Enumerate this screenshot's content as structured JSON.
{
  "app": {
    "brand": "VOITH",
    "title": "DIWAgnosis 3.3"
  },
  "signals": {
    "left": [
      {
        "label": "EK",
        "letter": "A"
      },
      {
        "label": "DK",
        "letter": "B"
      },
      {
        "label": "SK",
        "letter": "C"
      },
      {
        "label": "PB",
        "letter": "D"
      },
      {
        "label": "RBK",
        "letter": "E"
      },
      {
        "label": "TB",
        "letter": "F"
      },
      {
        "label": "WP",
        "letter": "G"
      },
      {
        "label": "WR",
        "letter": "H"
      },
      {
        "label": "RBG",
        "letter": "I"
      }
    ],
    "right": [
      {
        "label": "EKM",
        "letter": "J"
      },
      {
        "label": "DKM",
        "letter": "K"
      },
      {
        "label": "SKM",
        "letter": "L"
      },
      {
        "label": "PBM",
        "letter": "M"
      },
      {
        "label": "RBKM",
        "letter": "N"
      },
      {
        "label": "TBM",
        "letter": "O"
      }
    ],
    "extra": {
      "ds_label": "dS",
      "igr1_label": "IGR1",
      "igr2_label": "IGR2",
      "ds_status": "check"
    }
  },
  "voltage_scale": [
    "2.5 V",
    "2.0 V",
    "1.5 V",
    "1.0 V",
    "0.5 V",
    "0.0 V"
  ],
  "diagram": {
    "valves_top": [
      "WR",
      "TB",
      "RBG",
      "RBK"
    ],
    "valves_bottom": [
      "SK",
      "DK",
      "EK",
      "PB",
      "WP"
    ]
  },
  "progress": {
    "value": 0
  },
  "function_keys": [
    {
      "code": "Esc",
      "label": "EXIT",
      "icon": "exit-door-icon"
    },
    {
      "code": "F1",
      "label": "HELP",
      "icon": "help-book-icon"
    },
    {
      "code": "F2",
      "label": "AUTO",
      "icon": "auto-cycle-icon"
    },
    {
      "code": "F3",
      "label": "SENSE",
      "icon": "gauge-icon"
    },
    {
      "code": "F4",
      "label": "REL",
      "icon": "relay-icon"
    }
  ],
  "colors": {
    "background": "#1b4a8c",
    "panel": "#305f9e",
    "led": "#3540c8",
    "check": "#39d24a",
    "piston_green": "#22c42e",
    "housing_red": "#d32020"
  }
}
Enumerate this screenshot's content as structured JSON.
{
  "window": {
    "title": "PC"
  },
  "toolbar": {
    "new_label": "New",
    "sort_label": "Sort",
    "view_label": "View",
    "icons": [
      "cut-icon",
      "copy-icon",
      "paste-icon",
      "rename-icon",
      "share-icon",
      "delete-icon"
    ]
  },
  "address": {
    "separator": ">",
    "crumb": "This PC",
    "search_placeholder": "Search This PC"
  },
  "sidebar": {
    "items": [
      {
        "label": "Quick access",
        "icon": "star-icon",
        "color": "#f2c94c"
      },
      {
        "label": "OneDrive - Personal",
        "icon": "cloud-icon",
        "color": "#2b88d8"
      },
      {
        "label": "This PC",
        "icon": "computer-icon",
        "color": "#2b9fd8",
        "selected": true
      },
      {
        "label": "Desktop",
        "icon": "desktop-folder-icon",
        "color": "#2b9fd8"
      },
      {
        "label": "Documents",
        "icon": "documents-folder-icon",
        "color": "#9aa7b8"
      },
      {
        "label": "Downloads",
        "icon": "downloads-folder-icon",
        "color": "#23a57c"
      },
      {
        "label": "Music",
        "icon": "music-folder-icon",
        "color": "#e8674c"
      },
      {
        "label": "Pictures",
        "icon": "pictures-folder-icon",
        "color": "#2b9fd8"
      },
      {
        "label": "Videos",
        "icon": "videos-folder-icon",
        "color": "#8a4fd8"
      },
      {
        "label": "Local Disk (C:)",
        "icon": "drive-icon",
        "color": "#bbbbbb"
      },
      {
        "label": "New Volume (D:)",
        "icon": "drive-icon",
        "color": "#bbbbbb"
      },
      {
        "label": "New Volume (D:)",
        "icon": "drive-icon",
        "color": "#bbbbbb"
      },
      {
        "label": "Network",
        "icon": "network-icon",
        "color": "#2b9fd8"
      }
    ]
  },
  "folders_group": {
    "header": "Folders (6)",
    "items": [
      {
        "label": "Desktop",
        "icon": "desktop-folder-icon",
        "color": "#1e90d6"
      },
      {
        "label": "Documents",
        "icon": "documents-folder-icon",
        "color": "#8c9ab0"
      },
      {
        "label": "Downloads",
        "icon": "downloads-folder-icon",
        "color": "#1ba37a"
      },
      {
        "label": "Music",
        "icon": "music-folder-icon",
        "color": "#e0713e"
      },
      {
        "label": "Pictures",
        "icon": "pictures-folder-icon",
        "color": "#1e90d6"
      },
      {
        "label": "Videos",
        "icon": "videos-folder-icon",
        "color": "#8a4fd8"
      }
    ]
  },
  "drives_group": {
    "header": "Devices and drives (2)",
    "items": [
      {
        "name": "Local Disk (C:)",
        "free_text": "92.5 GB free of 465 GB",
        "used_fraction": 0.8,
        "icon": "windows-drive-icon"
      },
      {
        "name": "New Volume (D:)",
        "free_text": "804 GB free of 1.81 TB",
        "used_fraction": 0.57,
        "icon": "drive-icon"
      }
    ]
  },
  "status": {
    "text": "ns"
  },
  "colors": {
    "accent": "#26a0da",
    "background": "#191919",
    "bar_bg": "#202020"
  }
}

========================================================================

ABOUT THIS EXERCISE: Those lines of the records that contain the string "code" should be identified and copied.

SOLUTION BELOW:
      "code": "Esc",
      "code": "F1",
      "code": "F2",
      "code": "F3",
      "code": "F4",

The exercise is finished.